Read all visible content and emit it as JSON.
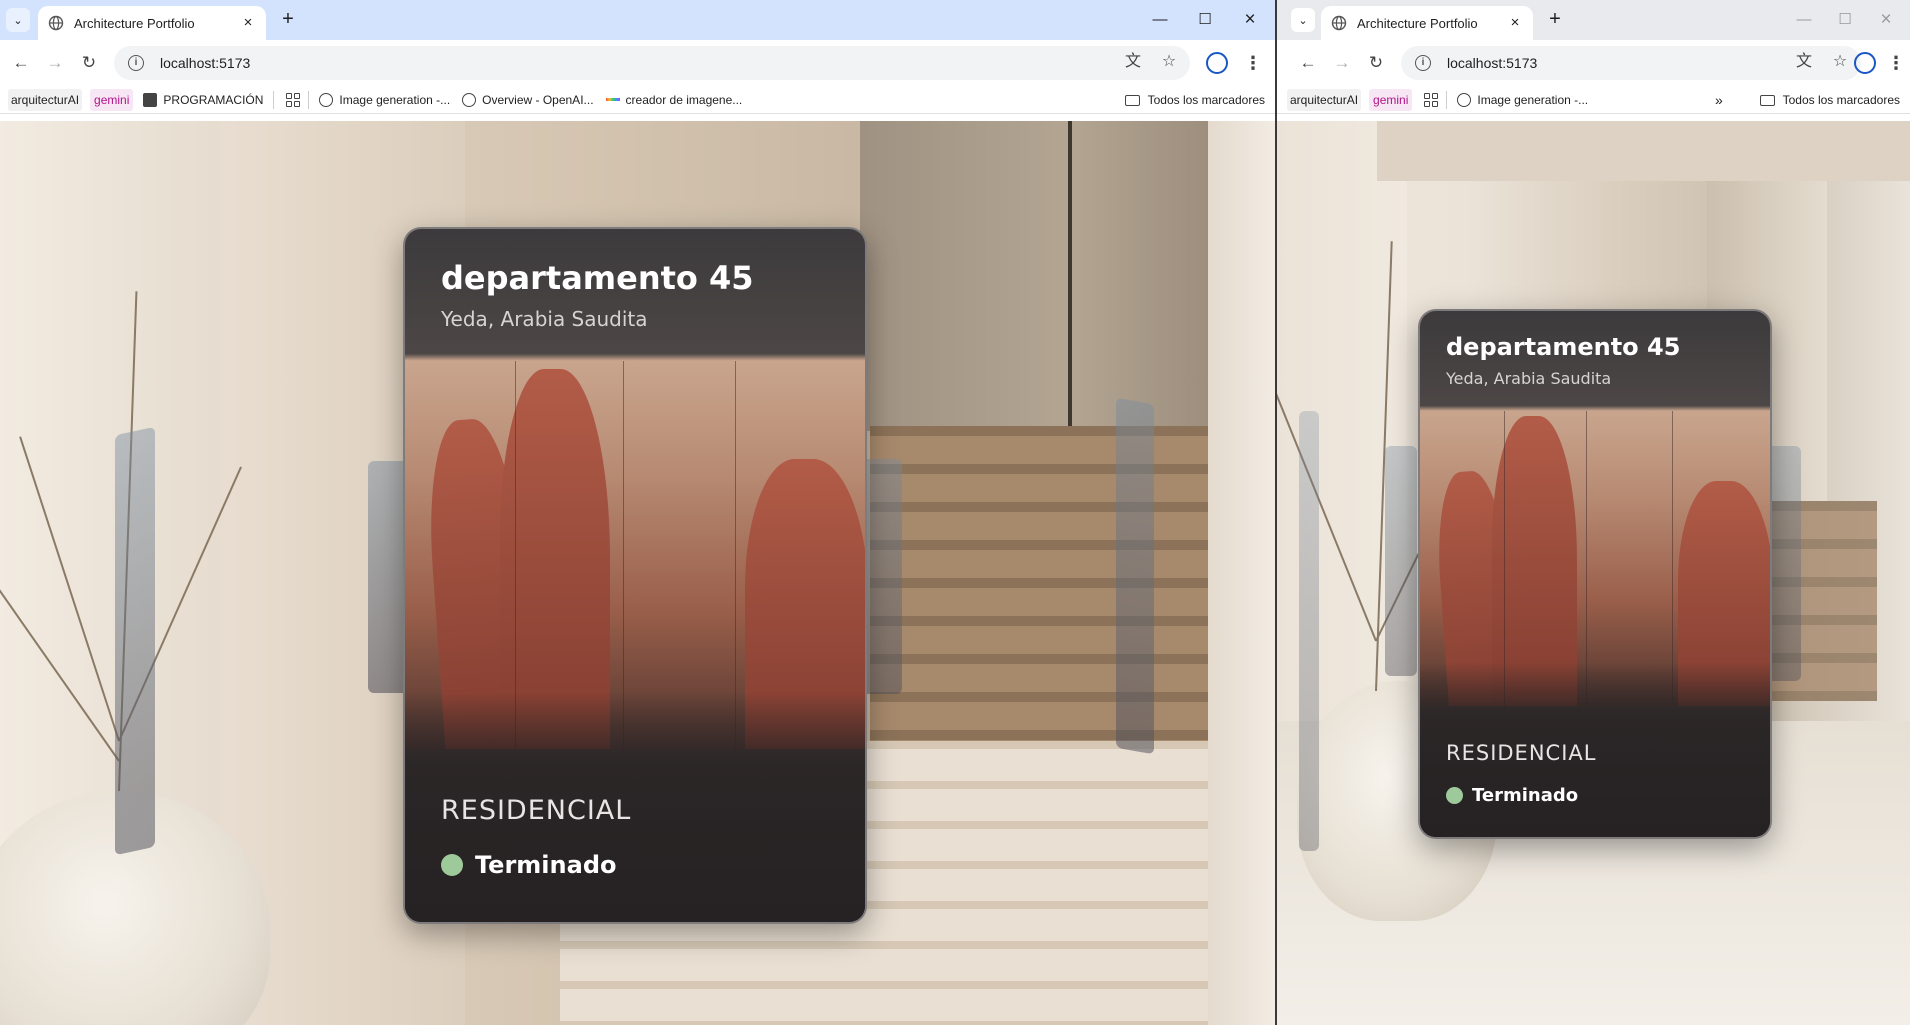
{
  "windows": [
    {
      "id": "left",
      "tab": {
        "title": "Architecture Portfolio"
      },
      "url": "localhost:5173",
      "bookmarks": [
        {
          "label": "arquitecturAI",
          "kind": "chip"
        },
        {
          "label": "gemini",
          "kind": "gemini"
        },
        {
          "label": "PROGRAMACIÓN",
          "kind": "folder-dark"
        },
        {
          "label": "Image generation -...",
          "kind": "openai"
        },
        {
          "label": "Overview - OpenAI...",
          "kind": "openai"
        },
        {
          "label": "creador de imagene...",
          "kind": "rainbow"
        }
      ],
      "all_bookmarks": "Todos los marcadores",
      "card": {
        "title": "departamento 45",
        "location": "Yeda, Arabia Saudita",
        "category": "RESIDENCIAL",
        "status": "Terminado",
        "status_color": "#9ec99a"
      }
    },
    {
      "id": "right",
      "tab": {
        "title": "Architecture Portfolio"
      },
      "url": "localhost:5173",
      "bookmarks": [
        {
          "label": "arquitecturAI",
          "kind": "chip"
        },
        {
          "label": "gemini",
          "kind": "gemini"
        },
        {
          "label": "Image generation -...",
          "kind": "openai"
        }
      ],
      "all_bookmarks": "Todos los marcadores",
      "card": {
        "title": "departamento 45",
        "location": "Yeda, Arabia Saudita",
        "category": "RESIDENCIAL",
        "status": "Terminado",
        "status_color": "#9ec99a"
      }
    }
  ],
  "icons": {
    "tab_list": "chevron-down-icon",
    "site": "globe-icon",
    "close_tab": "close-icon",
    "new_tab": "plus-icon",
    "minimize": "minimize-icon",
    "maximize": "maximize-icon",
    "close_window": "close-window-icon",
    "back": "arrow-left-icon",
    "forward": "arrow-right-icon",
    "reload": "reload-icon",
    "site_info": "info-icon",
    "translate": "translate-icon",
    "bookmark_star": "star-icon",
    "profile": "profile-icon",
    "menu": "kebab-menu-icon",
    "apps": "apps-grid-icon",
    "more_bookmarks": "double-chevron-icon"
  }
}
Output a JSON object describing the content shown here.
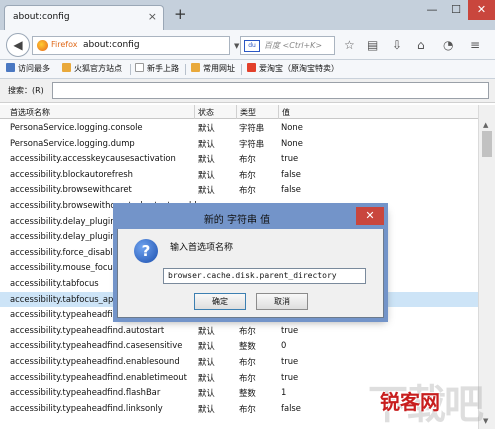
{
  "tab": {
    "title": "about:config",
    "close": "×"
  },
  "newtab": "+",
  "window": {
    "min": "—",
    "max": "☐",
    "close": "✕"
  },
  "navbar": {
    "back": "◀",
    "url_brand": "Firefox",
    "url": "about:config",
    "search_engine": "du",
    "search_placeholder": "百度 <Ctrl+K>",
    "icons": [
      "star-icon",
      "bookmark-list-icon",
      "download-icon",
      "home-icon",
      "chat-icon",
      "menu-icon"
    ]
  },
  "bookmarks": [
    {
      "label": "访问最多",
      "color": "#4a78c2"
    },
    {
      "label": "火狐官方站点",
      "color": "#e9a93b"
    },
    {
      "label": "新手上路",
      "color": "#ffffff"
    },
    {
      "label": "常用网址",
      "color": "#e9a93b"
    },
    {
      "label": "爱淘宝（原淘宝特卖）",
      "color": "#e2402b"
    }
  ],
  "search": {
    "label": "搜索：(R)",
    "value": ""
  },
  "columns": [
    "首选项名称",
    "状态",
    "类型",
    "值"
  ],
  "rows": [
    {
      "name": "PersonaService.logging.console",
      "status": "默认",
      "type": "字符串",
      "value": "None"
    },
    {
      "name": "PersonaService.logging.dump",
      "status": "默认",
      "type": "字符串",
      "value": "None"
    },
    {
      "name": "accessibility.accesskeycausesactivation",
      "status": "默认",
      "type": "布尔",
      "value": "true"
    },
    {
      "name": "accessibility.blockautorefresh",
      "status": "默认",
      "type": "布尔",
      "value": "false"
    },
    {
      "name": "accessibility.browsewithcaret",
      "status": "默认",
      "type": "布尔",
      "value": "false"
    },
    {
      "name": "accessibility.browsewithcaret_shortcut.enabled",
      "status": "",
      "type": "",
      "value": ""
    },
    {
      "name": "accessibility.delay_plugin_time",
      "status": "",
      "type": "",
      "value": ""
    },
    {
      "name": "accessibility.delay_plugins",
      "status": "",
      "type": "",
      "value": ""
    },
    {
      "name": "accessibility.force_disabled",
      "status": "",
      "type": "",
      "value": ""
    },
    {
      "name": "accessibility.mouse_focuses_formcontrol",
      "status": "",
      "type": "",
      "value": ""
    },
    {
      "name": "accessibility.tabfocus",
      "status": "",
      "type": "",
      "value": ""
    },
    {
      "name": "accessibility.tabfocus_applies_to_xul",
      "status": "",
      "type": "",
      "value": ""
    },
    {
      "name": "accessibility.typeaheadfind",
      "status": "默认",
      "type": "布尔",
      "value": "false"
    },
    {
      "name": "accessibility.typeaheadfind.autostart",
      "status": "默认",
      "type": "布尔",
      "value": "true"
    },
    {
      "name": "accessibility.typeaheadfind.casesensitive",
      "status": "默认",
      "type": "整数",
      "value": "0"
    },
    {
      "name": "accessibility.typeaheadfind.enablesound",
      "status": "默认",
      "type": "布尔",
      "value": "true"
    },
    {
      "name": "accessibility.typeaheadfind.enabletimeout",
      "status": "默认",
      "type": "布尔",
      "value": "true"
    },
    {
      "name": "accessibility.typeaheadfind.flashBar",
      "status": "默认",
      "type": "整数",
      "value": "1"
    },
    {
      "name": "accessibility.typeaheadfind.linksonly",
      "status": "默认",
      "type": "布尔",
      "value": "false"
    }
  ],
  "selected_row": 11,
  "dialog": {
    "title": "新的 字符串 值",
    "close": "✕",
    "icon": "?",
    "prompt": "输入首选项名称",
    "value": "browser.cache.disk.parent_directory",
    "ok": "确定",
    "cancel": "取消"
  },
  "watermark": {
    "main": "锐客网",
    "shadow": "下载吧"
  }
}
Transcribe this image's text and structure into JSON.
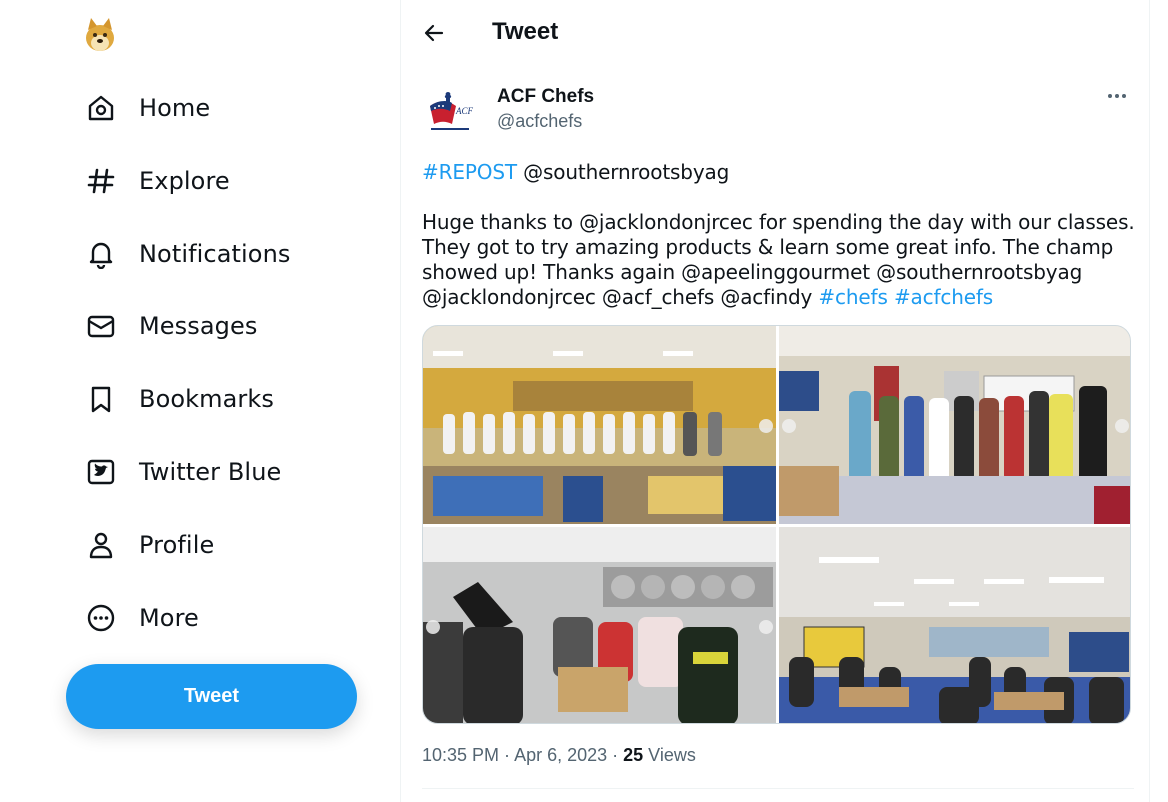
{
  "sidebar": {
    "items": [
      {
        "label": "Home",
        "icon": "home-icon"
      },
      {
        "label": "Explore",
        "icon": "hashtag-icon"
      },
      {
        "label": "Notifications",
        "icon": "bell-icon"
      },
      {
        "label": "Messages",
        "icon": "envelope-icon"
      },
      {
        "label": "Bookmarks",
        "icon": "bookmark-icon"
      },
      {
        "label": "Twitter Blue",
        "icon": "twitter-blue-icon"
      },
      {
        "label": "Profile",
        "icon": "person-icon"
      },
      {
        "label": "More",
        "icon": "more-circle-icon"
      }
    ],
    "tweet_button": "Tweet"
  },
  "header": {
    "title": "Tweet"
  },
  "tweet": {
    "author": {
      "name": "ACF Chefs",
      "handle": "@acfchefs"
    },
    "line1": {
      "hashtag": "#REPOST",
      "mention": " @southernrootsbyag"
    },
    "line2": "Huge thanks to @jacklondonjrcec for spending the day with our classes.",
    "line3": "They got to try amazing products & learn some great info. The champ",
    "line4": "showed up! Thanks again @apeelinggourmet @southernrootsbyag",
    "line5": {
      "text": "@jacklondonjrcec @acf_chefs @acfindy ",
      "tag1": "#chefs",
      "tag2": "#acfchefs"
    },
    "meta": {
      "time": "10:35 PM",
      "sep1": " · ",
      "date": "Apr 6, 2023",
      "sep2": " · ",
      "views_count": "25",
      "views_label": " Views"
    }
  },
  "colors": {
    "accent": "#1d9bf0",
    "text": "#0f1419",
    "muted": "#536471"
  }
}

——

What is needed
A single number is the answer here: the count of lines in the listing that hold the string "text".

Result of this exercise
3